In her search for a college, Polarine wanted a school further from home, so she could become more independent. She felt like Waynesburg University offered her the opportunities to do that and more.
“I wanted to go somewhere where the teachers really cared about the students, and that was definitely a thing that struck me when I was visiting Waynesburg that didn’t necessarily strike me when I was visiting other colleges,” Polarine said.
Two professors that inspired Polarine throughout her years at Waynesburg were Jenny Jellison, professor of psychology, and Andrew Heisey, chairperson for the Fine Arts Department and associate professor of art.
“I first met Lydia when she toured campus,” Jellison said. “She was immediately sure of what she wanted to major in and the career she wanted to work towards, and she wasn’t afraid of the challenges that would entail.”
Jellison said that during class, Polarine would take a complicated idea and take a different angle on it that she never saw coming.
Like many college students, Polarine did experience doubts about her major but also had backlash from others about the stereotypes around being an art major.
Despite these doubts and the backlash, she kept moving forward because of her passion for her majors.
“I do have a plan, and I know I’m going to enjoy what I’m doing.” Polarine said.
Throughout her years at Waynesburg, Polarine found herself growing as a person just like she had hoped, but it wasn’t just her independence that grew.
“I definitely started making art for me. In high school and even at the beginning of college, you make art for the projects. I started making art where I came up with the idea and I executed it the way I wanted to,” Polarine said.
After graduation, Polarine will be attending Drexel University in Philadelphia for art therapy.
“She stayed focused on her goals and was unafraid of what she needed to do to reach them. She wanted it, she worked for it and she got it. That’s Lydia.” Jellison said.
Heisey said he knew Polarine had nothing to worry about when it came to art school.
“She is a perfect fit for their program,” Heisey said. “Lydia is a gifted artist and is always looking for interesting ways to complete her art projects.”
Polarine said that the Fine Arts Department was supportive through everything, especially in the independent study class that all art majors must take.

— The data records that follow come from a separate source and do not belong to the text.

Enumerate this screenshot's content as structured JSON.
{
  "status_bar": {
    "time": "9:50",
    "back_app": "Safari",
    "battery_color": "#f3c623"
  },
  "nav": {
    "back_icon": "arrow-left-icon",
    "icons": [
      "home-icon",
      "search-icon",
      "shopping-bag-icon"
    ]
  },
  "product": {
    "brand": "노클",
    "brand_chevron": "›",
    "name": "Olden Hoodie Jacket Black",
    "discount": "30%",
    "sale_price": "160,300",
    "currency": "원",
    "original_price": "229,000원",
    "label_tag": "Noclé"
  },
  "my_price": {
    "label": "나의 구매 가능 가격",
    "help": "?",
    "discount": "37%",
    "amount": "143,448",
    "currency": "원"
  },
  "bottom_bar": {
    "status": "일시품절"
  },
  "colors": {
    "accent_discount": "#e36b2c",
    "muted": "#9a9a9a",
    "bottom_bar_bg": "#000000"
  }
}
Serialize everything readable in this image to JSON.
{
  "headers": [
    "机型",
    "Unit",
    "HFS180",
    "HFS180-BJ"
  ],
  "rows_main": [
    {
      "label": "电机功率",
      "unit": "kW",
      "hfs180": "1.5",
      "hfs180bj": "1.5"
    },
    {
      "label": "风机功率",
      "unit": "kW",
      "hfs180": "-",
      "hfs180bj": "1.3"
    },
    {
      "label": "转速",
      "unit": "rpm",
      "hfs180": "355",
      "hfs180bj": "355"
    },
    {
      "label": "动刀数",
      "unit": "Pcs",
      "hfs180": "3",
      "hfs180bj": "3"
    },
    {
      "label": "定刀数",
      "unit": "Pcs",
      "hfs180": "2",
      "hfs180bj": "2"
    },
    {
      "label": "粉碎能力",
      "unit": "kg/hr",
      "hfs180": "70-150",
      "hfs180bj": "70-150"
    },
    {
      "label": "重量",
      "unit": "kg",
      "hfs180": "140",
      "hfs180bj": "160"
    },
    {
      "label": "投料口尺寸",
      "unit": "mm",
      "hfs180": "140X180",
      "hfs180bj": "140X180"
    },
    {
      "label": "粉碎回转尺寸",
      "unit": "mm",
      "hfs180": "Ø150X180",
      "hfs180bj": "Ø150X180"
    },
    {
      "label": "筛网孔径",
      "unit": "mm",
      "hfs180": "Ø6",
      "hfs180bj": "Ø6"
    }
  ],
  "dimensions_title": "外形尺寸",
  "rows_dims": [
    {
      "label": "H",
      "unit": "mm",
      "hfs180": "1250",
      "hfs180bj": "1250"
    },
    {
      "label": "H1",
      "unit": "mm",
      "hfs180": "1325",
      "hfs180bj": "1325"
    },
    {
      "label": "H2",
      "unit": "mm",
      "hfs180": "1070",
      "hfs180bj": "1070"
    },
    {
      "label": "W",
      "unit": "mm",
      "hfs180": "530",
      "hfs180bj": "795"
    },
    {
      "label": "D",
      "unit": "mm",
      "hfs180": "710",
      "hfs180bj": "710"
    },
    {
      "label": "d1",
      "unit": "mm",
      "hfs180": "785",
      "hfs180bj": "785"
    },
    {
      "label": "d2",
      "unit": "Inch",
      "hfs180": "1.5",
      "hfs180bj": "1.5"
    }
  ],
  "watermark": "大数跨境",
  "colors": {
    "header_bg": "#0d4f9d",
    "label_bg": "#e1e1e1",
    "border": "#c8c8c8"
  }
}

“You pitch the idea to the professor, and Professor Heisey helps you through the process of making something that’s completely your own idea,” she said. “I really liked that support.”
In her student art show, Polarine did something no student has done in the past.
“Every semester I tell students that if they want to, they may paint on the gallery walls to add to the drama of their artwork. Lydia was the first student to do it,” Heisey said. “It made her gallery show amazing and stand out from previous students.”
Polarine had made clay clouds that were suspended from the ceiling. She painted a sky of clouds behind them to add to the exhibit.
“I am so glad that I got to see her art exhibit, because it gave me even more insight into what an amazing person she is,” Jellison said. “I was emotional at points, saying ‘Wow!’ out loud under my breath, because I had the opportunity to be a part of the life and growth of someone who is truly going to change lives.”
Polarine was the vice president of the art club at Waynesburg University for three years, has been a part of the Muse & Stone for four years and was the art genre editor for the publication her senior year.
“If I had one thing I could say, I would just encourage people to try art stuff. Even to just doodle. It’s such a good stress relief. I’m so thankful for everyone who helped me and supported me through my journey in art,” Polarine said.